ON MENTAL ILLNESS: Changing the Content of Thoughts

Jack Bragen
Friday April 01, 2016 - 10:12:00 AM

We can change our attitude, we can change our behavior, and we can change our mood, if we learn how to switch to different thoughts--by intent.

Intentionally changing the content of thoughts can be very powerful. Thoughts determine the meaning assigned to events and emotions. Thoughts are the "software" in our minds, are responsible for who we might think we are, what we think we can accomplish, our agenda in a given moment, and a multitude of other things.  

If our thoughts are telling us that things are good or that things are okay, we will probably not produce painful emotions. If thoughts are saying we had better worry about something, it can create a lot of anguish, anxiety, or anger.  

Thoughts are necessary. Otherwise, we wouldn't be able to function and accomplish basic tasks in life, nor would we be able to take care of our family, pay bills, or even go to the store and buy a loaf of bread.  

Thoughts often come in sets. A set of negative thoughts based on one or a few negative assumptions can cause mood problems. If you change a few thoughts in a set of thoughts, it can cause your mind to discontinue the entire set and switch to something else, usually something better.  

Some negative thoughts one's mind might produce, for example, could be self-trashing and/or obsessive. "I'm fat," is one of them. "I'm dumb," "I need to go get a job," "I hate this," or even, "my mind isn't working…" These examples are just the tip of the iceberg as to the negative thoughts that the mind can produce. Listing negative thoughts onto a pad of paper can help you identify them and possibly stop having some of them.  

Most emotional pain is produced by software in the mind, and is subject to being modified or circumvented. Circumventing pain through changing the subject matter in the thinking is what I am suggesting in this piece.  

The easiest and most effective way of changing the thoughts is to change the external environment.  

(Changing the external environment is accomplished not by forcing other people in your environment to change what they are doing, but rather, it is accomplished by getting up and going somewhere else, or could also be accomplished by doing something as simple as picking up a magazine and looking at the pictures.)  
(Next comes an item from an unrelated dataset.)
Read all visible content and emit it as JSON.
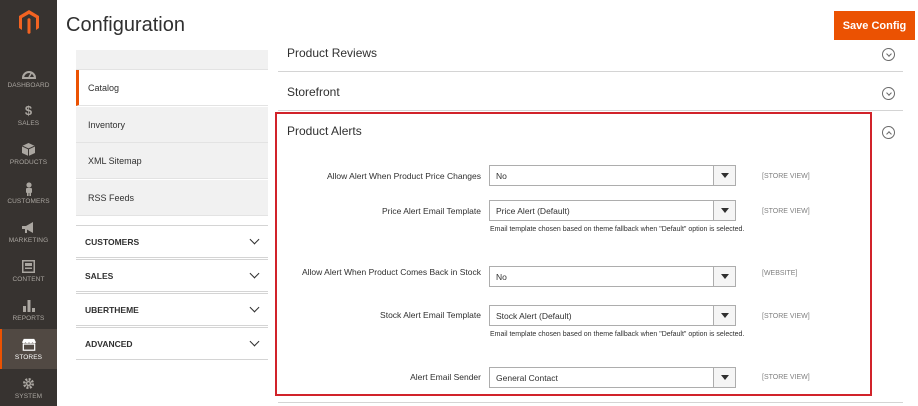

Here are some specific examples of changing the thoughts: if you put yourself in surroundings that do not focus on mental illness, such as a job, a college class, or even a temple or church service, the thoughts are redirected from the predicament of being a "mentally ill person" and instead, the mind is digesting the material in front of you. If you read a novel or watch a movie, the mind is filled with the fiction provided. If you go to Starbuck's, you are in an environment that doesn't focus on your problems. These are ways of changing the thoughts that do not involve mental gymnastics.  

Focusing solely on therapy, and continually rehashing your problems within the mental health treatment system probably won't get you well. Changing the thoughts by putting yourself in surroundings that engage the mind or relax the mind, could make you feel a whole lot better, and this is worth doing.  

If enmeshed in mental health treatment, it is good for you to forget about being mentally ill for a little while.  

The other way of changing the thoughts is through self-analysis in which we discover the thoughts that are dominant in the mind, and intentionally replace those thoughts. In some instances, this can be a very ambitious and difficult path, it is not reliable, and often, trying to do this can make things worse. Trying to "replace the thoughts" for most people, I would advise you do this with the help of a therapist.